Federal

NCLB Waivers for Districts Get Pushback From State Chiefs

By Lesli A. Maxwell — March 20, 2013 1 min read

The California school districts that are striking out on their own to seek waivers from parts of the No Child Left Behind Act were at the center of a contentious exchange in Washington yesterday between a handful of state K-12 chiefs and U.S. Secretary of Education Arne Duncan.

The substance of the waiver proposal from the nine districts—known as the California Office to Reform Education, or CORE—wasn’t the focus of the handful of chiefs who spoke out. The state leaders—particularly Tom Luna from Idaho and Jason Glass from Iowa—pushed back mostly against the possibility that the federal Education Department, by granting waivers directly to districts, would tread on the school accountability turf that has always been the province of states.

Duncan tried to assure the chiefs that he is not seeking to weaken their role in overseeing the public schools, but that he needed to keep an open mind about district-level waivers, especially in the case of CORE’s proposal. That waiver, if granted, would cover 1 million children who are collectively enrolled in the CORE districts.

Read Andrew Ujifusa’s account of the exchange over at State EdWatch.

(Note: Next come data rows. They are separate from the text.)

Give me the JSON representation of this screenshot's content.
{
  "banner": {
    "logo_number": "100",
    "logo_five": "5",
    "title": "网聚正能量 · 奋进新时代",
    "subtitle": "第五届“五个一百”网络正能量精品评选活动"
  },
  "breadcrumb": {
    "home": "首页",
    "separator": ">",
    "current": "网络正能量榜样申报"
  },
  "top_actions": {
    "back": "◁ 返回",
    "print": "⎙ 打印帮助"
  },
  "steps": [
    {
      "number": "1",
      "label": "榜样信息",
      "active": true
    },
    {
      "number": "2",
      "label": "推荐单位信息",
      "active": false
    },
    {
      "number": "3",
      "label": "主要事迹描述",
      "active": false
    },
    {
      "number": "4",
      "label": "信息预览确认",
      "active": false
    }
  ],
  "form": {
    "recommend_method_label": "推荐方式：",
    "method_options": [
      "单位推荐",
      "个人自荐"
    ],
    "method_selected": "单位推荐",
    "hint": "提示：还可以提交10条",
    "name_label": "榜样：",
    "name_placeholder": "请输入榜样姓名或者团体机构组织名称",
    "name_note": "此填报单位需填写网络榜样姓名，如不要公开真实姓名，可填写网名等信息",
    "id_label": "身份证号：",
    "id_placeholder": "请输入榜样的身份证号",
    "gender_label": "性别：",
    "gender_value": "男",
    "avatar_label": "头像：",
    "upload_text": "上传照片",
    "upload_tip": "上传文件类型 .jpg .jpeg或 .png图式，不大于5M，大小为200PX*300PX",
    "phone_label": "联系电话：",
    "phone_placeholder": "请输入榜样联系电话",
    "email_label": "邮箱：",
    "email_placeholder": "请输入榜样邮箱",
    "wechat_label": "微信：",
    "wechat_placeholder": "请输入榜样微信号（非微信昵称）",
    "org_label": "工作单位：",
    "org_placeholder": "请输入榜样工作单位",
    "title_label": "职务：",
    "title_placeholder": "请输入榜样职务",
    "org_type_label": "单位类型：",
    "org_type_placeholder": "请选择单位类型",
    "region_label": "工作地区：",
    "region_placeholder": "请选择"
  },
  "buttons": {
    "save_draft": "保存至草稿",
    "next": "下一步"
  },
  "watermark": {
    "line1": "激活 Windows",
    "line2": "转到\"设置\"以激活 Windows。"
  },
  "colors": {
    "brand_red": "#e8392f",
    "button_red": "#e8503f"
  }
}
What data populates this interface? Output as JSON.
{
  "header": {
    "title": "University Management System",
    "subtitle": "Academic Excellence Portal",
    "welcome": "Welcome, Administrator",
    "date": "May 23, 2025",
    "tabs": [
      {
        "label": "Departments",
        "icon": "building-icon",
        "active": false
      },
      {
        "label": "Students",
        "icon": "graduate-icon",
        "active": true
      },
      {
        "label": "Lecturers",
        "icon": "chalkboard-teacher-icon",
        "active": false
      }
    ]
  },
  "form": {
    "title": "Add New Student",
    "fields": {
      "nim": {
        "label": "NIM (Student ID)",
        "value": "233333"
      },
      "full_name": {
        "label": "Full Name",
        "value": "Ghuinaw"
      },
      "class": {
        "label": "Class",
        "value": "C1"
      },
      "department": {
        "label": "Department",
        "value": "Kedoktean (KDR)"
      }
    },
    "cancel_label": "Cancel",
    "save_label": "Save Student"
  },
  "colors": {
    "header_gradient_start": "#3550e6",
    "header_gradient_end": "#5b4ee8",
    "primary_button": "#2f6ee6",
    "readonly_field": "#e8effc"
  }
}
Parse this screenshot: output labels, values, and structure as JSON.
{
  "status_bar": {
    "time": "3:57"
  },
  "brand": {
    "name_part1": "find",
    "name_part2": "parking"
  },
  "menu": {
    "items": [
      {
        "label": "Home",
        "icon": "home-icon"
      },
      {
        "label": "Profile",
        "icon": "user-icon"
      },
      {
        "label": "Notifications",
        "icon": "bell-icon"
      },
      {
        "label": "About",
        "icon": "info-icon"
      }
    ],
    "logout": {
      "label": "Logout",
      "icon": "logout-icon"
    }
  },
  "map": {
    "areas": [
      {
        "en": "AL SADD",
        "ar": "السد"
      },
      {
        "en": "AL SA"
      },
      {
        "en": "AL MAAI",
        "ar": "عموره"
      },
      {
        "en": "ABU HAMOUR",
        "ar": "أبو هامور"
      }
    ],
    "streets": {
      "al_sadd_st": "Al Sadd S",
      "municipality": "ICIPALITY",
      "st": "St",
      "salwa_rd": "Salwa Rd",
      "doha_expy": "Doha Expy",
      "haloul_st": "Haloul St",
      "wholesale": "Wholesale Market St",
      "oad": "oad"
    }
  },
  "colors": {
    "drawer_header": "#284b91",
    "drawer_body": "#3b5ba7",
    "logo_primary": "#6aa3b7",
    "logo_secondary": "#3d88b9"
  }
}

Related Tags:

A version of this news article first appeared in the District Dossier blog.